+++ Information shown

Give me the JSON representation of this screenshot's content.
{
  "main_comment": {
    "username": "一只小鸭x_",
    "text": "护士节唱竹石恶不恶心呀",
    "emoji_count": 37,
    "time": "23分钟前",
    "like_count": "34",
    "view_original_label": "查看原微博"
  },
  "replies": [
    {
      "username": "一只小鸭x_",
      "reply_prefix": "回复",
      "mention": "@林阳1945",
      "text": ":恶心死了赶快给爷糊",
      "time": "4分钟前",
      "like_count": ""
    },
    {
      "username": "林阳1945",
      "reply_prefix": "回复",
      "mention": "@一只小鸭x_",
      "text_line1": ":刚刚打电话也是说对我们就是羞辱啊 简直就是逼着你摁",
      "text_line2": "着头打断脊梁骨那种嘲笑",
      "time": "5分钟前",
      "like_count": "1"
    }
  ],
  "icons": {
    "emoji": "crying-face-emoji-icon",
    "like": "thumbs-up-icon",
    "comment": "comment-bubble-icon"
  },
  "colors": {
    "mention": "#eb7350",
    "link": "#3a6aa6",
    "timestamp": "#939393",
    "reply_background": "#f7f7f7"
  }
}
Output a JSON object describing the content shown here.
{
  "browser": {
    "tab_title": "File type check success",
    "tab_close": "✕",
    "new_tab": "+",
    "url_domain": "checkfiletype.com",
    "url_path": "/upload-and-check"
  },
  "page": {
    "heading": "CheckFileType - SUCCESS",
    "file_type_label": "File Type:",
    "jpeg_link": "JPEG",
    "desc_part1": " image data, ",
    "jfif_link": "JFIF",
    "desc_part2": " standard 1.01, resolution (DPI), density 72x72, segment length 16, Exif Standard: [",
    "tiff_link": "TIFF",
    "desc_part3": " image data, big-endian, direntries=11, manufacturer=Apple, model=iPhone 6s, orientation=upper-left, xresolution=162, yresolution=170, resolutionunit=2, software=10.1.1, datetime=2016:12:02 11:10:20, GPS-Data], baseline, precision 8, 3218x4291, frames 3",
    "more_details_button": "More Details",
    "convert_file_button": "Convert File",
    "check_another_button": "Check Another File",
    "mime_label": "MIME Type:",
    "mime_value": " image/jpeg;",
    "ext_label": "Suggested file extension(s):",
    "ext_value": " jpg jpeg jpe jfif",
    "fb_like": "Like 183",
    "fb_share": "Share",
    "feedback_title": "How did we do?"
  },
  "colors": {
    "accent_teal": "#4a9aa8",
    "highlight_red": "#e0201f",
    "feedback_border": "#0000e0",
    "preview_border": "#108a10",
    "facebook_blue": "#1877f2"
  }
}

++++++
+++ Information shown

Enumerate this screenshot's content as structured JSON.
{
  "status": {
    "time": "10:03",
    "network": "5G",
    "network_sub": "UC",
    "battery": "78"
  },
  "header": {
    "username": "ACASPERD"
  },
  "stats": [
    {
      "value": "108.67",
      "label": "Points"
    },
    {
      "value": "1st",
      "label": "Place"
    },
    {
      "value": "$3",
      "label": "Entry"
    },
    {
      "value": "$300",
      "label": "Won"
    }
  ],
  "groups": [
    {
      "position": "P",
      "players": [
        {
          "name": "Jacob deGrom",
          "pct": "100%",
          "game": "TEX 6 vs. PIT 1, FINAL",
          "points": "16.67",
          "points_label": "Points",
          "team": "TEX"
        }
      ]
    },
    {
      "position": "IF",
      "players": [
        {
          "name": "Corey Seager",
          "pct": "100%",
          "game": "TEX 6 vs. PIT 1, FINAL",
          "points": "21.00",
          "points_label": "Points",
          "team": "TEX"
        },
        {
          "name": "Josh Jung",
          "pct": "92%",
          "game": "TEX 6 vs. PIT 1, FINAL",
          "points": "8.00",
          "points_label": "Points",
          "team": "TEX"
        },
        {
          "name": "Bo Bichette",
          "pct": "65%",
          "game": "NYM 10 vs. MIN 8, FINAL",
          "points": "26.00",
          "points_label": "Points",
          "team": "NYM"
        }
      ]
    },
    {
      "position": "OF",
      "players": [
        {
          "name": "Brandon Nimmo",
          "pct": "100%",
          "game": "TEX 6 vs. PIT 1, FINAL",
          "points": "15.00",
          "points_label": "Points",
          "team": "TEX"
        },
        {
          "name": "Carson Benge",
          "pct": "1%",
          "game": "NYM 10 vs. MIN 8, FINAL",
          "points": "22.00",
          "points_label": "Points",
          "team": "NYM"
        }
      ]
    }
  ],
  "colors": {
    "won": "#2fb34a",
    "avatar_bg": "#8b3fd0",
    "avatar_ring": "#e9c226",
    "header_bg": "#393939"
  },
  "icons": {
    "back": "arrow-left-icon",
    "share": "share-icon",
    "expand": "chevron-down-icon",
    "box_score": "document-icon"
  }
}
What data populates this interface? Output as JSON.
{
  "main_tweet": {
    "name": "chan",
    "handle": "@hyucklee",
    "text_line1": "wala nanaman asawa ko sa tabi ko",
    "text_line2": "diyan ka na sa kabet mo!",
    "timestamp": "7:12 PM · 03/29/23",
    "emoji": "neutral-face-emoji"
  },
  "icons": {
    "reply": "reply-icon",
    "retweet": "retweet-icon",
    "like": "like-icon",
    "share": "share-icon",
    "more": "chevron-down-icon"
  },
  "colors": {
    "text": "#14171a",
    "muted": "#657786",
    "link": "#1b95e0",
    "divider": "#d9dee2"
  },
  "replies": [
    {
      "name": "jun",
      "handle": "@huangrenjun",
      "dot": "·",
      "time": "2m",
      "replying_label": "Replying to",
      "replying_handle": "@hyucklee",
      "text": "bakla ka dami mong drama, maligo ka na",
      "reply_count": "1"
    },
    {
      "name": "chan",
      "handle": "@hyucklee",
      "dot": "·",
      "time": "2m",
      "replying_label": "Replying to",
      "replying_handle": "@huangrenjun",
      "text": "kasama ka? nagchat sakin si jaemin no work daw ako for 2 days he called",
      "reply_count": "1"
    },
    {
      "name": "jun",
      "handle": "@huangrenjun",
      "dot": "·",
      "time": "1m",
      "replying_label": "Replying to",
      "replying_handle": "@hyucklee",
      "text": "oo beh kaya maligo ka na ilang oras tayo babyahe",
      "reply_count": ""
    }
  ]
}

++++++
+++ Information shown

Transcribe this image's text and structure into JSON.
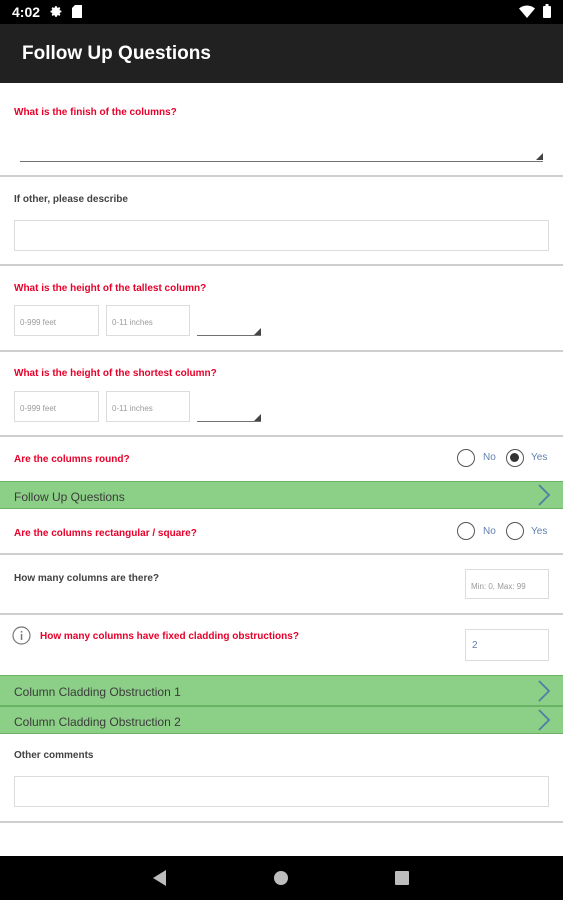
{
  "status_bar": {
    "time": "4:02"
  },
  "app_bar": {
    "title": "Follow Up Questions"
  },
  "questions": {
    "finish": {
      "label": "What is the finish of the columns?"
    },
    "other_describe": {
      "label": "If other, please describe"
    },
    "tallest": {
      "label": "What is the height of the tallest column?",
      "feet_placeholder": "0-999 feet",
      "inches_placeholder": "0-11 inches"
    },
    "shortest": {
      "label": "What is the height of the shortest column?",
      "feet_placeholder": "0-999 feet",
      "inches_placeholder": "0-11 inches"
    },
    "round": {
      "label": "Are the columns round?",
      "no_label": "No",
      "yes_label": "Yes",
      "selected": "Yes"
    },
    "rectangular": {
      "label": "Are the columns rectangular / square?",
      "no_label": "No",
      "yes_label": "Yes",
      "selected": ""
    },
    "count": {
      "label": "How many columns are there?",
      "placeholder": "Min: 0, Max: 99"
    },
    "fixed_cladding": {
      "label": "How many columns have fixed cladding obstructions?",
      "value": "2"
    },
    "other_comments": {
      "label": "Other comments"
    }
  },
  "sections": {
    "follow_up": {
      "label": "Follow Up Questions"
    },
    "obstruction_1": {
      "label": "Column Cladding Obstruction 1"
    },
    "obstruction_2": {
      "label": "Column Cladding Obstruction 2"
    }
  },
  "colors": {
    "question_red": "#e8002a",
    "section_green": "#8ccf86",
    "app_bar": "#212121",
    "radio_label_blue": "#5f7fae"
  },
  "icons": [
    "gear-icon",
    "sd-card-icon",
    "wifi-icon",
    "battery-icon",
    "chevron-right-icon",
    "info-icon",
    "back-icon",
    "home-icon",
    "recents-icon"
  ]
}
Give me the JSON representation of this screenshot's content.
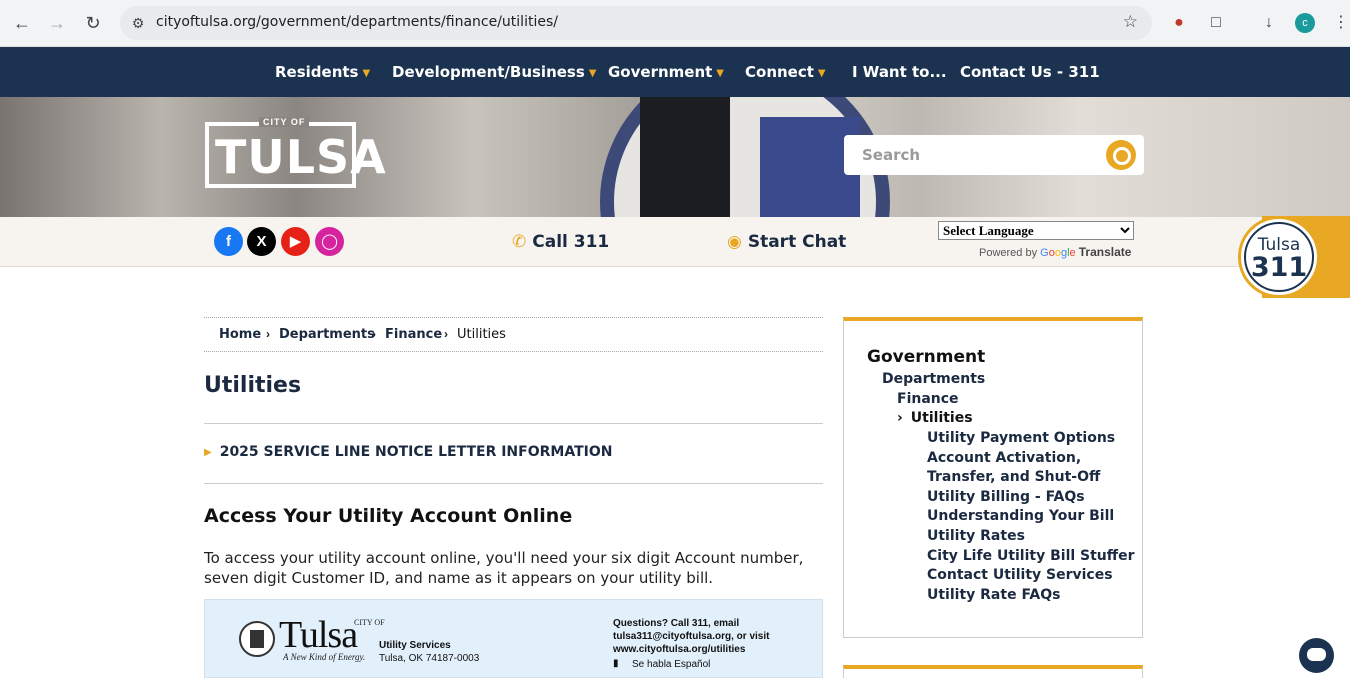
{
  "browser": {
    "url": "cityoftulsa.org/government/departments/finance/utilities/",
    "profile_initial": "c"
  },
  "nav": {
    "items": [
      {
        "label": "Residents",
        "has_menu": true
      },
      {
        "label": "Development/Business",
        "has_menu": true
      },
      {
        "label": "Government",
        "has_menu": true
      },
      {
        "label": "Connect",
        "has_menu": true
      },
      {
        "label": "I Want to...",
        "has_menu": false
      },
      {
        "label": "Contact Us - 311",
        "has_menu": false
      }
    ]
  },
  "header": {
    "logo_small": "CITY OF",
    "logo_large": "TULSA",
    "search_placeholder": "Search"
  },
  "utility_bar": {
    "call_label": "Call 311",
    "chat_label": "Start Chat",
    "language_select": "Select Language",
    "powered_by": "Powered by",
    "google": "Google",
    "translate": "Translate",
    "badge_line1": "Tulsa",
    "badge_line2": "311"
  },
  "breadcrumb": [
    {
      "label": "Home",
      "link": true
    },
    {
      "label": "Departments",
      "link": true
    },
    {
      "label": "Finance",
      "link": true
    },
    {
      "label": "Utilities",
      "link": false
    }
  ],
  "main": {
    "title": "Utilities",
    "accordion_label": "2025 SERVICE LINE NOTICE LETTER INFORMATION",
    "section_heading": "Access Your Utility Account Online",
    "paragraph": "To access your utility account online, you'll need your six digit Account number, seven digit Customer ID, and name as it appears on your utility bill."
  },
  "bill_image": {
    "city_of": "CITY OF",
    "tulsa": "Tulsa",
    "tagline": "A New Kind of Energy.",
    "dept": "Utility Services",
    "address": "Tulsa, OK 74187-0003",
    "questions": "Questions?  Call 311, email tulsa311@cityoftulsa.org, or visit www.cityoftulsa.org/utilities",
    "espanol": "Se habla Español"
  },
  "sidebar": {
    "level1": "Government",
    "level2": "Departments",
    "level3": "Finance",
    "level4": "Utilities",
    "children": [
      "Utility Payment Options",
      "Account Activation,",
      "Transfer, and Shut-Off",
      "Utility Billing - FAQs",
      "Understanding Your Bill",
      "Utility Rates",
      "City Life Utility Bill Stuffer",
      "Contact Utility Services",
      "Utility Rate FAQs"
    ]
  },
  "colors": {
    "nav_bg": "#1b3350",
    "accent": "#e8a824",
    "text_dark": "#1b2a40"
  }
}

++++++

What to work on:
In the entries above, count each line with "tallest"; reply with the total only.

Written solution:
2